[Component data from apps and pages]
###
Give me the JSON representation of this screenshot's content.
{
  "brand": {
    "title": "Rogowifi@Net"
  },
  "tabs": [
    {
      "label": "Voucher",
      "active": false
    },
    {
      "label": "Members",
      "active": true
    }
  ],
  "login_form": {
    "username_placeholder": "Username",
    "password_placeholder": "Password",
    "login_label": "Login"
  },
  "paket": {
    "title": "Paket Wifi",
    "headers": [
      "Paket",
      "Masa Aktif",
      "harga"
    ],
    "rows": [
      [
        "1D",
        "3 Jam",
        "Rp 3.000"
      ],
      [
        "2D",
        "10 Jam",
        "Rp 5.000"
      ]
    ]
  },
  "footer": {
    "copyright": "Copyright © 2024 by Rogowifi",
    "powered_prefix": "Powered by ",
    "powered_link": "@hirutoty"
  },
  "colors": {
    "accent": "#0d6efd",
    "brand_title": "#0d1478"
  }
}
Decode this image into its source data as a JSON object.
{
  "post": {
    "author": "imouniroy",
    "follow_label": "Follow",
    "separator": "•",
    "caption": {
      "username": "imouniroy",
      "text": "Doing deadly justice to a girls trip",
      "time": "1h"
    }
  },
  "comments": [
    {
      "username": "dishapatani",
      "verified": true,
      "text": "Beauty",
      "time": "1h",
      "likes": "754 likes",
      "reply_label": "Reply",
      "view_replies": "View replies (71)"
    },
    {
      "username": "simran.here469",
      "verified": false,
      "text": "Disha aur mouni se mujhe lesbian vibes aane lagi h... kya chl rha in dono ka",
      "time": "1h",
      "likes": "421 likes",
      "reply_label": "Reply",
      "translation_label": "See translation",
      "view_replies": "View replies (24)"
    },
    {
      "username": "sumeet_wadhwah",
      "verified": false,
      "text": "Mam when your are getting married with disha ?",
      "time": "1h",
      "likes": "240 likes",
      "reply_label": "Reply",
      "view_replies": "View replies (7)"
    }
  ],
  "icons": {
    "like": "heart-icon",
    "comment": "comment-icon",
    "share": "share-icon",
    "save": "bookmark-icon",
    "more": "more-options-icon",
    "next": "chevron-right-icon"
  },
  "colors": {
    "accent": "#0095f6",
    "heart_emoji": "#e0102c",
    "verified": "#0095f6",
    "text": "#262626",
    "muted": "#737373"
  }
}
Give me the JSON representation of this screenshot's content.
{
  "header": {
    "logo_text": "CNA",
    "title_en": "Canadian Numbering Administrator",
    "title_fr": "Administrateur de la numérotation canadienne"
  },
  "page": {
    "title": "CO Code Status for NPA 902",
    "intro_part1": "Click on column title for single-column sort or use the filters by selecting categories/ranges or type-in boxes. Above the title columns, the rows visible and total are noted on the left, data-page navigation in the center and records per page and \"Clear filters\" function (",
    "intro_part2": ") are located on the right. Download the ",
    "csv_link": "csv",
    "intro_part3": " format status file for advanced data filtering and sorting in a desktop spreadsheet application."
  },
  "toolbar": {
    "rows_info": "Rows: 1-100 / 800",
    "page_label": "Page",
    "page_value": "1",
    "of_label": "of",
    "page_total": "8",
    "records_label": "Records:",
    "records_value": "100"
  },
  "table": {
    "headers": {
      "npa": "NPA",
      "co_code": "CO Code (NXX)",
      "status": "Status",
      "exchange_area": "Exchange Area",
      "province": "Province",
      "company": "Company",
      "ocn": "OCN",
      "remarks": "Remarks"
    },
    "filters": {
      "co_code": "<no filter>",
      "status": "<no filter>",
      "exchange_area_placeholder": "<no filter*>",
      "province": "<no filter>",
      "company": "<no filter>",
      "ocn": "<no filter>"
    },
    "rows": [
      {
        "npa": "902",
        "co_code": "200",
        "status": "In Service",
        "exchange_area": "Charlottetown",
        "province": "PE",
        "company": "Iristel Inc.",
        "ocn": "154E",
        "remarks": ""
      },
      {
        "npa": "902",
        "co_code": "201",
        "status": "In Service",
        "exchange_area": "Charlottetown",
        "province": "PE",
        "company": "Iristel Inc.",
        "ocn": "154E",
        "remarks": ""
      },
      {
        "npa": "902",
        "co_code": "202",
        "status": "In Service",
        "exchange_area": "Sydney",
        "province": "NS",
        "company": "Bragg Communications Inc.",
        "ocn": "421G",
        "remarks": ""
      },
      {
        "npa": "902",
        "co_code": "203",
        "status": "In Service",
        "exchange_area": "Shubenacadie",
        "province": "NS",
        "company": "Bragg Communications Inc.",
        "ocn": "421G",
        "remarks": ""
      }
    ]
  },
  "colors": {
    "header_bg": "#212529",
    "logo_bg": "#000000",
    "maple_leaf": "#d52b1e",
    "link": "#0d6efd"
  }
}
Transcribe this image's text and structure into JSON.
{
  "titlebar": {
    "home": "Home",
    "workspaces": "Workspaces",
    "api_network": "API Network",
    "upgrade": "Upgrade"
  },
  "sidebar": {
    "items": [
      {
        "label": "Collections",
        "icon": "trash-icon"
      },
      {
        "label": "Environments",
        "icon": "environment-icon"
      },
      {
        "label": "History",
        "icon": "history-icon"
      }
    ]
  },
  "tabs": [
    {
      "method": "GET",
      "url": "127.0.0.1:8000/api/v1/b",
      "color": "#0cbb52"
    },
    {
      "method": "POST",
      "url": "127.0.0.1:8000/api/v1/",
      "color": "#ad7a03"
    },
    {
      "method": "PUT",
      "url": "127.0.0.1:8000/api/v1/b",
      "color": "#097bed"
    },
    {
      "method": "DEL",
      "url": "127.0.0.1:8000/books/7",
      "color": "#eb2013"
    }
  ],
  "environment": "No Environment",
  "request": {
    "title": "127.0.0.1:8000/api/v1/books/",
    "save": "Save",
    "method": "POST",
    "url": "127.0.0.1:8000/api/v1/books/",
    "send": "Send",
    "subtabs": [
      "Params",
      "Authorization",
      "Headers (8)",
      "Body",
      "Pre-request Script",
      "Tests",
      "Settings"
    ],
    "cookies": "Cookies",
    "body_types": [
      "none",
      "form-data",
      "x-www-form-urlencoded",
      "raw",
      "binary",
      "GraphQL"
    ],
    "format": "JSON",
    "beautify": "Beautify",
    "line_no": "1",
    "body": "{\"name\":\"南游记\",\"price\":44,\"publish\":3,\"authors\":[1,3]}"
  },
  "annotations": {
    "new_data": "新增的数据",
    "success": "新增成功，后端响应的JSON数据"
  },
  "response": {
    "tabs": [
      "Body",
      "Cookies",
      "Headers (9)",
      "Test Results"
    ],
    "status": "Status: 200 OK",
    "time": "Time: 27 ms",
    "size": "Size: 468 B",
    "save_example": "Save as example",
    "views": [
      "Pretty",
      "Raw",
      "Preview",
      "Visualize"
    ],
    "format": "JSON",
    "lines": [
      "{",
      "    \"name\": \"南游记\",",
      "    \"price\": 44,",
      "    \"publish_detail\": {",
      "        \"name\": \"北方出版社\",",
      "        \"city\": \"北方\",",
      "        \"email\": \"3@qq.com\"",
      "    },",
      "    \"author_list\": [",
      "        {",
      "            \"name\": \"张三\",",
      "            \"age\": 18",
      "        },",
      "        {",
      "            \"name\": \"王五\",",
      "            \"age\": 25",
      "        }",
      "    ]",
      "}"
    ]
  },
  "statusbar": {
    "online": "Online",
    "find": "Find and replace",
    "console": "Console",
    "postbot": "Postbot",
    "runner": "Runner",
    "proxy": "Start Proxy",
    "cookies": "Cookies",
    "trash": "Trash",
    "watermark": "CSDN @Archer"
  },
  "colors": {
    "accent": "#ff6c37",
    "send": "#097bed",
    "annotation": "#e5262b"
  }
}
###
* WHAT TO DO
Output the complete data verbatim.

* EXERCISE SOLUTION
Give me the JSON representation of this screenshot's content.
{
  "brand": {
    "title": "Rogowifi@Net"
  },
  "tabs": [
    {
      "label": "Voucher",
      "active": false
    },
    {
      "label": "Members",
      "active": true
    }
  ],
  "login_form": {
    "username_placeholder": "Username",
    "password_placeholder": "Password",
    "login_label": "Login"
  },
  "paket": {
    "title": "Paket Wifi",
    "headers": [
      "Paket",
      "Masa Aktif",
      "harga"
    ],
    "rows": [
      [
        "1D",
        "3 Jam",
        "Rp 3.000"
      ],
      [
        "2D",
        "10 Jam",
        "Rp 5.000"
      ]
    ]
  },
  "footer": {
    "copyright": "Copyright © 2024 by Rogowifi",
    "powered_prefix": "Powered by ",
    "powered_link": "@hirutoty"
  },
  "colors": {
    "accent": "#0d6efd",
    "brand_title": "#0d1478"
  }
}
Decode this image into its source data as a JSON object.
{
  "post": {
    "author": "imouniroy",
    "follow_label": "Follow",
    "separator": "•",
    "caption": {
      "username": "imouniroy",
      "text": "Doing deadly justice to a girls trip",
      "time": "1h"
    }
  },
  "comments": [
    {
      "username": "dishapatani",
      "verified": true,
      "text": "Beauty",
      "time": "1h",
      "likes": "754 likes",
      "reply_label": "Reply",
      "view_replies": "View replies (71)"
    },
    {
      "username": "simran.here469",
      "verified": false,
      "text": "Disha aur mouni se mujhe lesbian vibes aane lagi h... kya chl rha in dono ka",
      "time": "1h",
      "likes": "421 likes",
      "reply_label": "Reply",
      "translation_label": "See translation",
      "view_replies": "View replies (24)"
    },
    {
      "username": "sumeet_wadhwah",
      "verified": false,
      "text": "Mam when your are getting married with disha ?",
      "time": "1h",
      "likes": "240 likes",
      "reply_label": "Reply",
      "view_replies": "View replies (7)"
    }
  ],
  "icons": {
    "like": "heart-icon",
    "comment": "comment-icon",
    "share": "share-icon",
    "save": "bookmark-icon",
    "more": "more-options-icon",
    "next": "chevron-right-icon"
  },
  "colors": {
    "accent": "#0095f6",
    "heart_emoji": "#e0102c",
    "verified": "#0095f6",
    "text": "#262626",
    "muted": "#737373"
  }
}
Give me the JSON representation of this screenshot's content.
{
  "header": {
    "logo_text": "CNA",
    "title_en": "Canadian Numbering Administrator",
    "title_fr": "Administrateur de la numérotation canadienne"
  },
  "page": {
    "title": "CO Code Status for NPA 902",
    "intro_part1": "Click on column title for single-column sort or use the filters by selecting categories/ranges or type-in boxes. Above the title columns, the rows visible and total are noted on the left, data-page navigation in the center and records per page and \"Clear filters\" function (",
    "intro_part2": ") are located on the right. Download the ",
    "csv_link": "csv",
    "intro_part3": " format status file for advanced data filtering and sorting in a desktop spreadsheet application."
  },
  "toolbar": {
    "rows_info": "Rows: 1-100 / 800",
    "page_label": "Page",
    "page_value": "1",
    "of_label": "of",
    "page_total": "8",
    "records_label": "Records:",
    "records_value": "100"
  },
  "table": {
    "headers": {
      "npa": "NPA",
      "co_code": "CO Code (NXX)",
      "status": "Status",
      "exchange_area": "Exchange Area",
      "province": "Province",
      "company": "Company",
      "ocn": "OCN",
      "remarks": "Remarks"
    },
    "filters": {
      "co_code": "<no filter>",
      "status": "<no filter>",
      "exchange_area_placeholder": "<no filter*>",
      "province": "<no filter>",
      "company": "<no filter>",
      "ocn": "<no filter>"
    },
    "rows": [
      {
        "npa": "902",
        "co_code": "200",
        "status": "In Service",
        "exchange_area": "Charlottetown",
        "province": "PE",
        "company": "Iristel Inc.",
        "ocn": "154E",
        "remarks": ""
      },
      {
        "npa": "902",
        "co_code": "201",
        "status": "In Service",
        "exchange_area": "Charlottetown",
        "province": "PE",
        "company": "Iristel Inc.",
        "ocn": "154E",
        "remarks": ""
      },
      {
        "npa": "902",
        "co_code": "202",
        "status": "In Service",
        "exchange_area": "Sydney",
        "province": "NS",
        "company": "Bragg Communications Inc.",
        "ocn": "421G",
        "remarks": ""
      },
      {
        "npa": "902",
        "co_code": "203",
        "status": "In Service",
        "exchange_area": "Shubenacadie",
        "province": "NS",
        "company": "Bragg Communications Inc.",
        "ocn": "421G",
        "remarks": ""
      }
    ]
  },
  "colors": {
    "header_bg": "#212529",
    "logo_bg": "#000000",
    "maple_leaf": "#d52b1e",
    "link": "#0d6efd"
  }
}
Transcribe this image's text and structure into JSON.
{
  "titlebar": {
    "home": "Home",
    "workspaces": "Workspaces",
    "api_network": "API Network",
    "upgrade": "Upgrade"
  },
  "sidebar": {
    "items": [
      {
        "label": "Collections",
        "icon": "trash-icon"
      },
      {
        "label": "Environments",
        "icon": "environment-icon"
      },
      {
        "label": "History",
        "icon": "history-icon"
      }
    ]
  },
  "tabs": [
    {
      "method": "GET",
      "url": "127.0.0.1:8000/api/v1/b",
      "color": "#0cbb52"
    },
    {
      "method": "POST",
      "url": "127.0.0.1:8000/api/v1/",
      "color": "#ad7a03"
    },
    {
      "method": "PUT",
      "url": "127.0.0.1:8000/api/v1/b",
      "color": "#097bed"
    },
    {
      "method": "DEL",
      "url": "127.0.0.1:8000/books/7",
      "color": "#eb2013"
    }
  ],
  "environment": "No Environment",
  "request": {
    "title": "127.0.0.1:8000/api/v1/books/",
    "save": "Save",
    "method": "POST",
    "url": "127.0.0.1:8000/api/v1/books/",
    "send": "Send",
    "subtabs": [
      "Params",
      "Authorization",
      "Headers (8)",
      "Body",
      "Pre-request Script",
      "Tests",
      "Settings"
    ],
    "cookies": "Cookies",
    "body_types": [
      "none",
      "form-data",
      "x-www-form-urlencoded",
      "raw",
      "binary",
      "GraphQL"
    ],
    "format": "JSON",
    "beautify": "Beautify",
    "line_no": "1",
    "body": "{\"name\":\"南游记\",\"price\":44,\"publish\":3,\"authors\":[1,3]}"
  },
  "annotations": {
    "new_data": "新增的数据",
    "success": "新增成功，后端响应的JSON数据"
  },
  "response": {
    "tabs": [
      "Body",
      "Cookies",
      "Headers (9)",
      "Test Results"
    ],
    "status": "Status: 200 OK",
    "time": "Time: 27 ms",
    "size": "Size: 468 B",
    "save_example": "Save as example",
    "views": [
      "Pretty",
      "Raw",
      "Preview",
      "Visualize"
    ],
    "format": "JSON",
    "lines": [
      "{",
      "    \"name\": \"南游记\",",
      "    \"price\": 44,",
      "    \"publish_detail\": {",
      "        \"name\": \"北方出版社\",",
      "        \"city\": \"北方\",",
      "        \"email\": \"3@qq.com\"",
      "    },",
      "    \"author_list\": [",
      "        {",
      "            \"name\": \"张三\",",
      "            \"age\": 18",
      "        },",
      "        {",
      "            \"name\": \"王五\",",
      "            \"age\": 25",
      "        }",
      "    ]",
      "}"
    ]
  },
  "statusbar": {
    "online": "Online",
    "find": "Find and replace",
    "console": "Console",
    "postbot": "Postbot",
    "runner": "Runner",
    "proxy": "Start Proxy",
    "cookies": "Cookies",
    "trash": "Trash",
    "watermark": "CSDN @Archer"
  },
  "colors": {
    "accent": "#ff6c37",
    "send": "#097bed",
    "annotation": "#e5262b"
  }
}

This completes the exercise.